Stored data entries

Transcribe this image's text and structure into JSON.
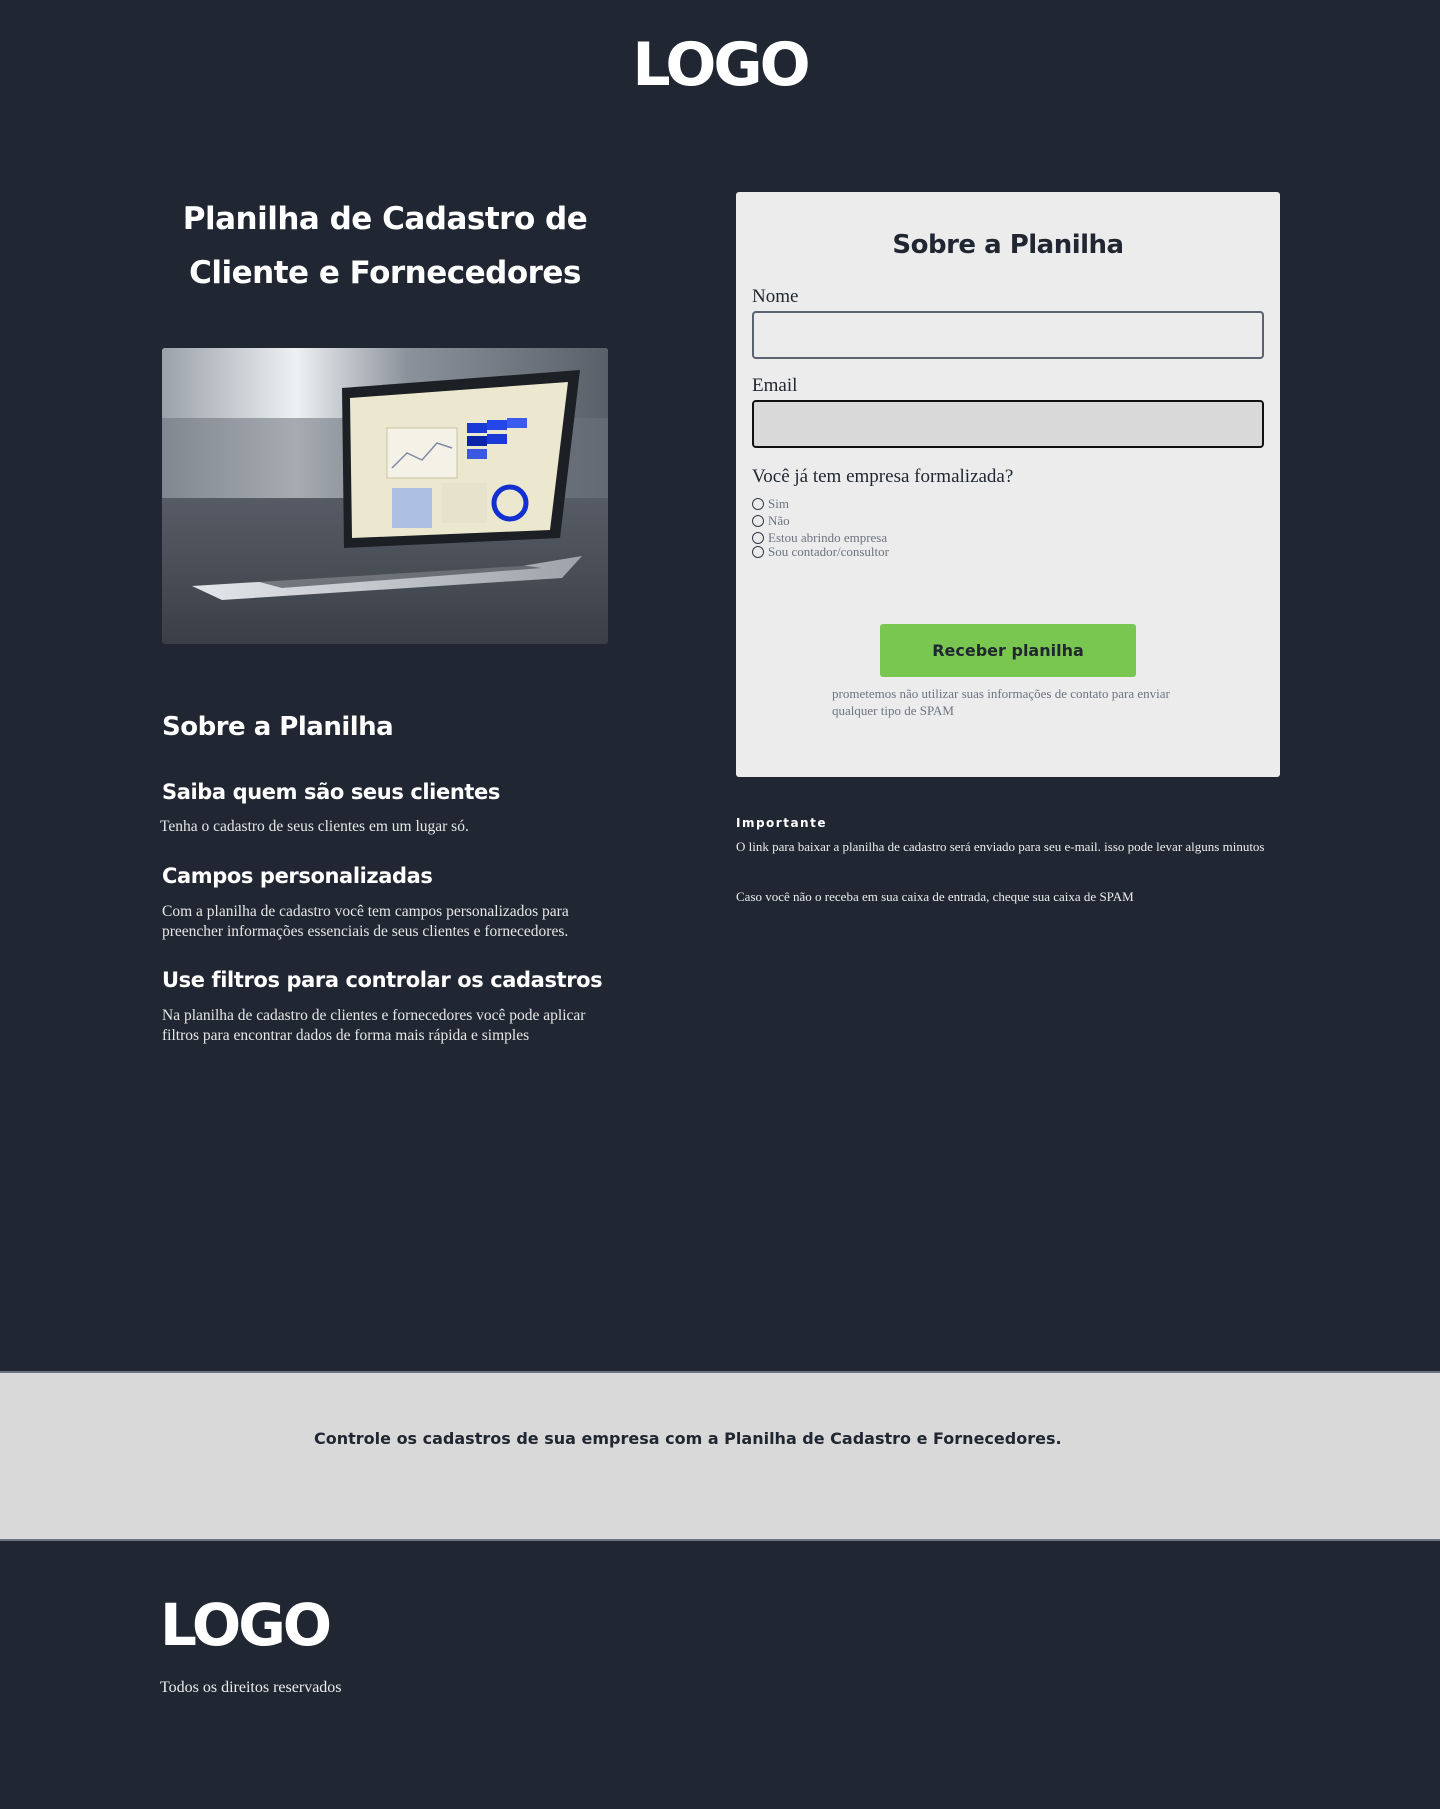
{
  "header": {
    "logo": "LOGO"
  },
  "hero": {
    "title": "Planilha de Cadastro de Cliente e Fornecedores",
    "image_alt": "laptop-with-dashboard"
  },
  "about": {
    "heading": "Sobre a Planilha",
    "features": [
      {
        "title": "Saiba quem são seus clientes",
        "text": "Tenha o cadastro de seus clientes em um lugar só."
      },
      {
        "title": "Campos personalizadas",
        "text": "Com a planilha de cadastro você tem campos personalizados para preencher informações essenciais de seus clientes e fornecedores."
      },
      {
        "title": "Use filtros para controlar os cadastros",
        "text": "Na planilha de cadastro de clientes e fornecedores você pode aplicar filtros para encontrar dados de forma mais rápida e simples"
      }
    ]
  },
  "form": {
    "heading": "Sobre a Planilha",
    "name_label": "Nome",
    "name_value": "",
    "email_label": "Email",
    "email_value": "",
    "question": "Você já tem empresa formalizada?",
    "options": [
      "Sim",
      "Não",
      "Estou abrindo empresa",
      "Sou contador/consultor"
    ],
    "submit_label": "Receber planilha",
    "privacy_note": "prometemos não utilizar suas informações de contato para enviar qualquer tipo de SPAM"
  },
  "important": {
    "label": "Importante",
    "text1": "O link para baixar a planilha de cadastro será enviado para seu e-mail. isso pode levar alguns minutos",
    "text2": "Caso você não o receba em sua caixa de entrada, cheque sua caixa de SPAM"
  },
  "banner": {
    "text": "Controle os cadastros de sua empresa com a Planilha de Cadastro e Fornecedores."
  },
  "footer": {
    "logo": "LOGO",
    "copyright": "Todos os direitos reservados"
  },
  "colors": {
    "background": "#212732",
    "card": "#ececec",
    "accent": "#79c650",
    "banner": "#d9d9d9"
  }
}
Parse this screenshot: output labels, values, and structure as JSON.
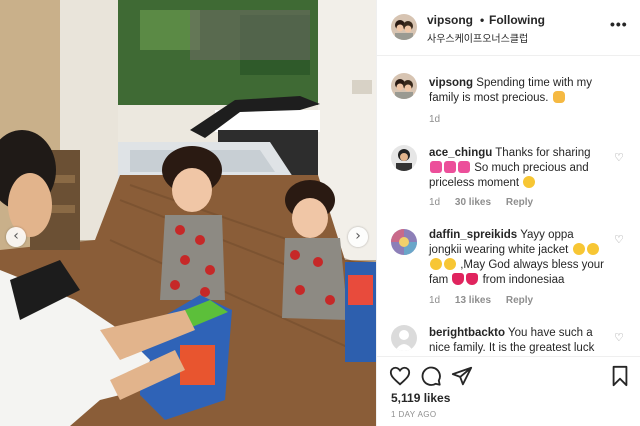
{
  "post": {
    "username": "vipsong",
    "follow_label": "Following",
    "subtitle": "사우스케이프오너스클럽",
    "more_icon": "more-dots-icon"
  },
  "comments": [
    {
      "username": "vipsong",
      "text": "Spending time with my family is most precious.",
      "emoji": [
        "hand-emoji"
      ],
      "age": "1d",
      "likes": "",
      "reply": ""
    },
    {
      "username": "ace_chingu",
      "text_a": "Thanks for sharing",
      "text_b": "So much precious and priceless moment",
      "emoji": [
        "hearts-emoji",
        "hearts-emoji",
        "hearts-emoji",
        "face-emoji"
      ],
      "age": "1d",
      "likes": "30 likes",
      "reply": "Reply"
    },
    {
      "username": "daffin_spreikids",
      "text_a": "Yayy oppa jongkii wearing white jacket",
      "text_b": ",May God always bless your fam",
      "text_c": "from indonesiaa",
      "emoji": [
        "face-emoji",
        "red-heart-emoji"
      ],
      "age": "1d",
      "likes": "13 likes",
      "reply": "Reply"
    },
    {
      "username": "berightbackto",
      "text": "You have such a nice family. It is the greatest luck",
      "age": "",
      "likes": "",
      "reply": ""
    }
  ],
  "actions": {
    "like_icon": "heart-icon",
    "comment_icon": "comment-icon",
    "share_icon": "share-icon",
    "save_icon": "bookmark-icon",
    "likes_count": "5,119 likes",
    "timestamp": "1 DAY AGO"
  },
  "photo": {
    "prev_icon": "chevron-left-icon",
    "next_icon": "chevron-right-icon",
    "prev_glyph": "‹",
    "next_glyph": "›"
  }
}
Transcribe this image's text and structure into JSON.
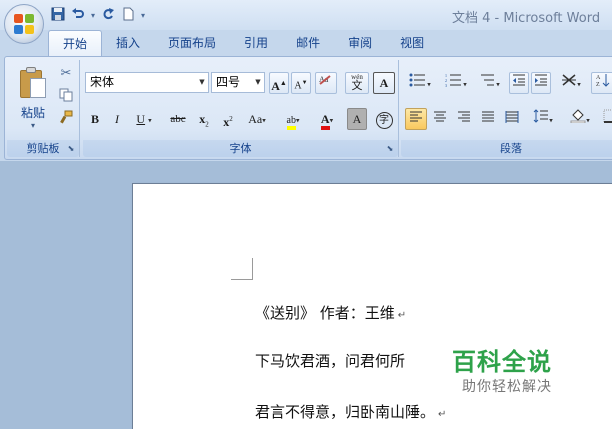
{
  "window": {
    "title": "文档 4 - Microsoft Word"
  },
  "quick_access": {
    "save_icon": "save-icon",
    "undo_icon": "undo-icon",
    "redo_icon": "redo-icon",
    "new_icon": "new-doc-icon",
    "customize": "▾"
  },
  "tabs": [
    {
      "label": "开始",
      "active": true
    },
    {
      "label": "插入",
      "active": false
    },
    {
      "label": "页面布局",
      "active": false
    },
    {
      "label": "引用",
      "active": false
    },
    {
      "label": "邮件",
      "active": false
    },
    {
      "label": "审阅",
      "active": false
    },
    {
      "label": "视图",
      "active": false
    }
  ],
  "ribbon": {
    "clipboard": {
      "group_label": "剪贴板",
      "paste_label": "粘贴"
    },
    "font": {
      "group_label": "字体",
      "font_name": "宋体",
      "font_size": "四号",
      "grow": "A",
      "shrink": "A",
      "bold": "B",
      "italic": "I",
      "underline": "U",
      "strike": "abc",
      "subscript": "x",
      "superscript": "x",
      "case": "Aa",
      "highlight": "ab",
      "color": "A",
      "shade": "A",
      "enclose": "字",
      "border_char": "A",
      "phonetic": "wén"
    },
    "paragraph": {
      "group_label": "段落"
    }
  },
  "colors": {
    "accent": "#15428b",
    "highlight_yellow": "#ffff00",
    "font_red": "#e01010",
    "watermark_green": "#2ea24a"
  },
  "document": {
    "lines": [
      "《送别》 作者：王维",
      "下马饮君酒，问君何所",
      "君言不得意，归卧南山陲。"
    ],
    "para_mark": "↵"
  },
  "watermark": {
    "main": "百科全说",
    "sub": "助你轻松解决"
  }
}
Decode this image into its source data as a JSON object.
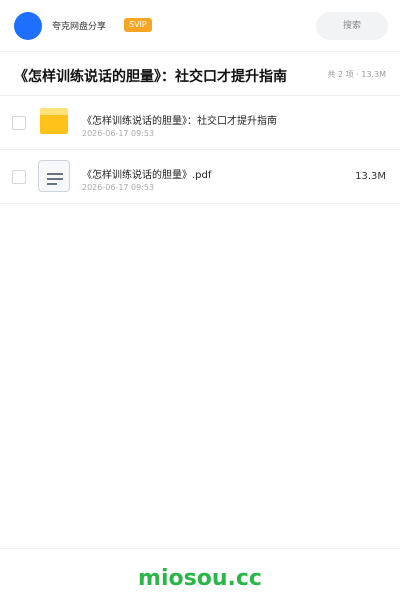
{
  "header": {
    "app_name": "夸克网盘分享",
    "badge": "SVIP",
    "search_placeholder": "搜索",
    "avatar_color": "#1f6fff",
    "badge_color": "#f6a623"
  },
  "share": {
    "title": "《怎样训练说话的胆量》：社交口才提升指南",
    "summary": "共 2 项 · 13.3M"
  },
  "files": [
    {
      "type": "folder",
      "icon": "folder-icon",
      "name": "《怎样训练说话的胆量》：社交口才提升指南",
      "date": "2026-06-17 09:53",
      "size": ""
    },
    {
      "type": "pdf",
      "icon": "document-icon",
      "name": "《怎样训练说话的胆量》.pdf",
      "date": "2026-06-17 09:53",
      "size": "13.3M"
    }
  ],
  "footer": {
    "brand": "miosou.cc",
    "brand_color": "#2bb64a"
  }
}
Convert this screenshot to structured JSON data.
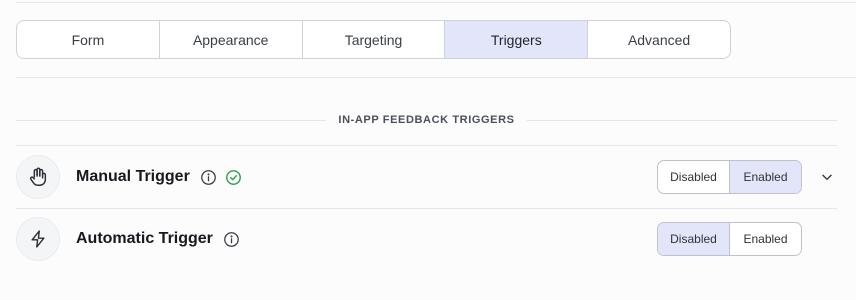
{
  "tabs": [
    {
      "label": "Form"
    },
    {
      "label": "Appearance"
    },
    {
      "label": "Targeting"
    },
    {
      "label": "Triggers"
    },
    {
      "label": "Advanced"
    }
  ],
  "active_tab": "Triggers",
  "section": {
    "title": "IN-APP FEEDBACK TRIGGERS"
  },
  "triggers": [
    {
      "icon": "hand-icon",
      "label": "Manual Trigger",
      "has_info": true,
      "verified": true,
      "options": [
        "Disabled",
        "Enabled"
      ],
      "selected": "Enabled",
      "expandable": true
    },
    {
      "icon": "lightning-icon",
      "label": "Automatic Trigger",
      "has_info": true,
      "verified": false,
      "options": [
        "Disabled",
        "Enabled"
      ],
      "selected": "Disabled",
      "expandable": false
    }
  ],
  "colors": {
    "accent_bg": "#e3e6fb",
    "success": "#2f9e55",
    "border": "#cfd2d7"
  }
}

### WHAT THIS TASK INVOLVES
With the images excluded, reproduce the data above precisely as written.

### FINISHED TASK
Transcribe this image's text and structure into JSON.
{
  "header": {
    "logo": "LOGO"
  },
  "hero": {
    "title": "Planilha de Cadastro de Cliente e Fornecedores",
    "image_alt": "laptop-with-dashboard"
  },
  "about": {
    "heading": "Sobre a Planilha",
    "features": [
      {
        "title": "Saiba quem são seus clientes",
        "text": "Tenha o cadastro de seus clientes em um lugar só."
      },
      {
        "title": "Campos personalizadas",
        "text": "Com a planilha de cadastro você tem campos personalizados para preencher informações essenciais de seus clientes e fornecedores."
      },
      {
        "title": "Use filtros para controlar os cadastros",
        "text": "Na planilha de cadastro de clientes e fornecedores você pode aplicar filtros para encontrar dados de forma mais rápida e simples"
      }
    ]
  },
  "form": {
    "heading": "Sobre a Planilha",
    "name_label": "Nome",
    "name_value": "",
    "email_label": "Email",
    "email_value": "",
    "question": "Você já tem empresa formalizada?",
    "options": [
      "Sim",
      "Não",
      "Estou abrindo empresa",
      "Sou contador/consultor"
    ],
    "submit_label": "Receber planilha",
    "privacy_note": "prometemos não utilizar suas informações de contato para enviar qualquer tipo de SPAM"
  },
  "important": {
    "label": "Importante",
    "text1": "O link para baixar a planilha de cadastro será enviado para seu e-mail. isso pode levar alguns minutos",
    "text2": "Caso você não o receba em sua caixa de entrada, cheque sua caixa de SPAM"
  },
  "banner": {
    "text": "Controle os cadastros de sua empresa com a Planilha de Cadastro e Fornecedores."
  },
  "footer": {
    "logo": "LOGO",
    "copyright": "Todos os direitos reservados"
  },
  "colors": {
    "background": "#212732",
    "card": "#ececec",
    "accent": "#79c650",
    "banner": "#d9d9d9"
  }
}
Parse this screenshot: output labels, values, and structure as JSON.
{
  "post": {
    "username": "vipsong",
    "follow_label": "Following",
    "subtitle": "사우스케이프오너스클럽",
    "more_icon": "more-dots-icon"
  },
  "comments": [
    {
      "username": "vipsong",
      "text": "Spending time with my family is most precious.",
      "emoji": [
        "hand-emoji"
      ],
      "age": "1d",
      "likes": "",
      "reply": ""
    },
    {
      "username": "ace_chingu",
      "text_a": "Thanks for sharing",
      "text_b": "So much precious and priceless moment",
      "emoji": [
        "hearts-emoji",
        "hearts-emoji",
        "hearts-emoji",
        "face-emoji"
      ],
      "age": "1d",
      "likes": "30 likes",
      "reply": "Reply"
    },
    {
      "username": "daffin_spreikids",
      "text_a": "Yayy oppa jongkii wearing white jacket",
      "text_b": ",May God always bless your fam",
      "text_c": "from indonesiaa",
      "emoji": [
        "face-emoji",
        "red-heart-emoji"
      ],
      "age": "1d",
      "likes": "13 likes",
      "reply": "Reply"
    },
    {
      "username": "berightbackto",
      "text": "You have such a nice family. It is the greatest luck",
      "age": "",
      "likes": "",
      "reply": ""
    }
  ],
  "actions": {
    "like_icon": "heart-icon",
    "comment_icon": "comment-icon",
    "share_icon": "share-icon",
    "save_icon": "bookmark-icon",
    "likes_count": "5,119 likes",
    "timestamp": "1 DAY AGO"
  },
  "photo": {
    "prev_icon": "chevron-left-icon",
    "next_icon": "chevron-right-icon",
    "prev_glyph": "‹",
    "next_glyph": "›"
  }
}
Transcribe this image's text and structure into JSON.
{
  "window": {
    "title": "文档 4 - Microsoft Word"
  },
  "quick_access": {
    "save_icon": "save-icon",
    "undo_icon": "undo-icon",
    "redo_icon": "redo-icon",
    "new_icon": "new-doc-icon",
    "customize": "▾"
  },
  "tabs": [
    {
      "label": "开始",
      "active": true
    },
    {
      "label": "插入",
      "active": false
    },
    {
      "label": "页面布局",
      "active": false
    },
    {
      "label": "引用",
      "active": false
    },
    {
      "label": "邮件",
      "active": false
    },
    {
      "label": "审阅",
      "active": false
    },
    {
      "label": "视图",
      "active": false
    }
  ],
  "ribbon": {
    "clipboard": {
      "group_label": "剪贴板",
      "paste_label": "粘贴"
    },
    "font": {
      "group_label": "字体",
      "font_name": "宋体",
      "font_size": "四号",
      "grow": "A",
      "shrink": "A",
      "bold": "B",
      "italic": "I",
      "underline": "U",
      "strike": "abc",
      "subscript": "x",
      "superscript": "x",
      "case": "Aa",
      "highlight": "ab",
      "color": "A",
      "shade": "A",
      "enclose": "字",
      "border_char": "A",
      "phonetic": "wén"
    },
    "paragraph": {
      "group_label": "段落"
    }
  },
  "colors": {
    "accent": "#15428b",
    "highlight_yellow": "#ffff00",
    "font_red": "#e01010",
    "watermark_green": "#2ea24a"
  },
  "document": {
    "lines": [
      "《送别》 作者：王维",
      "下马饮君酒，问君何所",
      "君言不得意，归卧南山陲。"
    ],
    "para_mark": "↵"
  },
  "watermark": {
    "main": "百科全说",
    "sub": "助你轻松解决"
  }
}
Decode this image into its source data as a JSON object.
{
  "header": {
    "app_name": "夸克网盘分享",
    "badge": "SVIP",
    "search_placeholder": "搜索",
    "avatar_color": "#1f6fff",
    "badge_color": "#f6a623"
  },
  "share": {
    "title": "《怎样训练说话的胆量》：社交口才提升指南",
    "summary": "共 2 项 · 13.3M"
  },
  "files": [
    {
      "type": "folder",
      "icon": "folder-icon",
      "name": "《怎样训练说话的胆量》：社交口才提升指南",
      "date": "2026-06-17 09:53",
      "size": ""
    },
    {
      "type": "pdf",
      "icon": "document-icon",
      "name": "《怎样训练说话的胆量》.pdf",
      "date": "2026-06-17 09:53",
      "size": "13.3M"
    }
  ],
  "footer": {
    "brand": "miosou.cc",
    "brand_color": "#2bb64a"
  }
}
Convert this screenshot to structured JSON data.
{
  "tabs": [
    {
      "label": "Form"
    },
    {
      "label": "Appearance"
    },
    {
      "label": "Targeting"
    },
    {
      "label": "Triggers"
    },
    {
      "label": "Advanced"
    }
  ],
  "active_tab": "Triggers",
  "section": {
    "title": "IN-APP FEEDBACK TRIGGERS"
  },
  "triggers": [
    {
      "icon": "hand-icon",
      "label": "Manual Trigger",
      "has_info": true,
      "verified": true,
      "options": [
        "Disabled",
        "Enabled"
      ],
      "selected": "Enabled",
      "expandable": true
    },
    {
      "icon": "lightning-icon",
      "label": "Automatic Trigger",
      "has_info": true,
      "verified": false,
      "options": [
        "Disabled",
        "Enabled"
      ],
      "selected": "Disabled",
      "expandable": false
    }
  ],
  "colors": {
    "accent_bg": "#e3e6fb",
    "success": "#2f9e55",
    "border": "#cfd2d7"
  }
}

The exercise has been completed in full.